* **Input records**:
──────────────────────────────

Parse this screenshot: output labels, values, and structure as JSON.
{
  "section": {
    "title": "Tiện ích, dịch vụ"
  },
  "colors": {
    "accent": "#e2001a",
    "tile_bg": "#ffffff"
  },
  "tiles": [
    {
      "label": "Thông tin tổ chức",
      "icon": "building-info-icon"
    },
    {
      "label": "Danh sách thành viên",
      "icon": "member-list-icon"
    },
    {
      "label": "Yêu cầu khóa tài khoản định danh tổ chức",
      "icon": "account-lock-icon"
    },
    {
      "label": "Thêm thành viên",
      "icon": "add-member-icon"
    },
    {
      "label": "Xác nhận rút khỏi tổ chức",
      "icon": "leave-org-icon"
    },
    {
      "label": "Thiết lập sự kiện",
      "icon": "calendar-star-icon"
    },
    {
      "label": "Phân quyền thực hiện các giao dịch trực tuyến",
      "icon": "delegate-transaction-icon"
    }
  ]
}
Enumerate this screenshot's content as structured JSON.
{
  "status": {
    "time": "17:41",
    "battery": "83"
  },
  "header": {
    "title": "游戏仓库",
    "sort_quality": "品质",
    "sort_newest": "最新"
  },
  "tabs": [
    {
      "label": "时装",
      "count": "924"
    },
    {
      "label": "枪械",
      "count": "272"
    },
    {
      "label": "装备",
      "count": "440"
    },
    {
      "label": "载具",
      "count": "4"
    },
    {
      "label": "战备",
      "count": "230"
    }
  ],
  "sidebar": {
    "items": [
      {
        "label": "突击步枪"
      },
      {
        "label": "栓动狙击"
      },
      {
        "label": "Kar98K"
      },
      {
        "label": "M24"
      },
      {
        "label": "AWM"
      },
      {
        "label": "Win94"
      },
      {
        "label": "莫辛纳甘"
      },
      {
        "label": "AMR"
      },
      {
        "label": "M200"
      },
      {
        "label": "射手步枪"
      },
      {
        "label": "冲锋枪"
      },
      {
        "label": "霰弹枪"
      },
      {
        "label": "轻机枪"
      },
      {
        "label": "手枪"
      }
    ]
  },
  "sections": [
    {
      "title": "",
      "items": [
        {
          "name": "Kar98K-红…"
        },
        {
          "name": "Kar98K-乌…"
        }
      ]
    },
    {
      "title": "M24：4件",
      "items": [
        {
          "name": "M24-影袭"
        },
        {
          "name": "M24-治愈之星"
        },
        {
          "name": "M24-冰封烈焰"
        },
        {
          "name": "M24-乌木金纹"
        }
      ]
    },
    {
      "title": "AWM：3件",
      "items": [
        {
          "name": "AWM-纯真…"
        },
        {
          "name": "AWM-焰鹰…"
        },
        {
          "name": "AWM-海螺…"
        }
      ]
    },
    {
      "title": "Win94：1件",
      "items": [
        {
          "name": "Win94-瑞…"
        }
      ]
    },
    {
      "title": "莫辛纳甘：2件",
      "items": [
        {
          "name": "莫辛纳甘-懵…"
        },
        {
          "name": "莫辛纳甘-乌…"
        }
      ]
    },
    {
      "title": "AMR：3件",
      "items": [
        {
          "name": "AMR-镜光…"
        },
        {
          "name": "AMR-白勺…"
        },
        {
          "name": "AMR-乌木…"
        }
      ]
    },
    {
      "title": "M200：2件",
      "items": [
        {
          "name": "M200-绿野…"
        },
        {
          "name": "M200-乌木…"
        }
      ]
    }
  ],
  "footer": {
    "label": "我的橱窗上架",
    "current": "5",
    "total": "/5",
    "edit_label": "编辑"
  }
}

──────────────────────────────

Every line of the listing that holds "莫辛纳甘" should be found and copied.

        "label": "莫辛纳甘"
      "title": "莫辛纳甘：2件",
          "name": "莫辛纳甘-懵…"
          "name": "莫辛纳甘-乌…"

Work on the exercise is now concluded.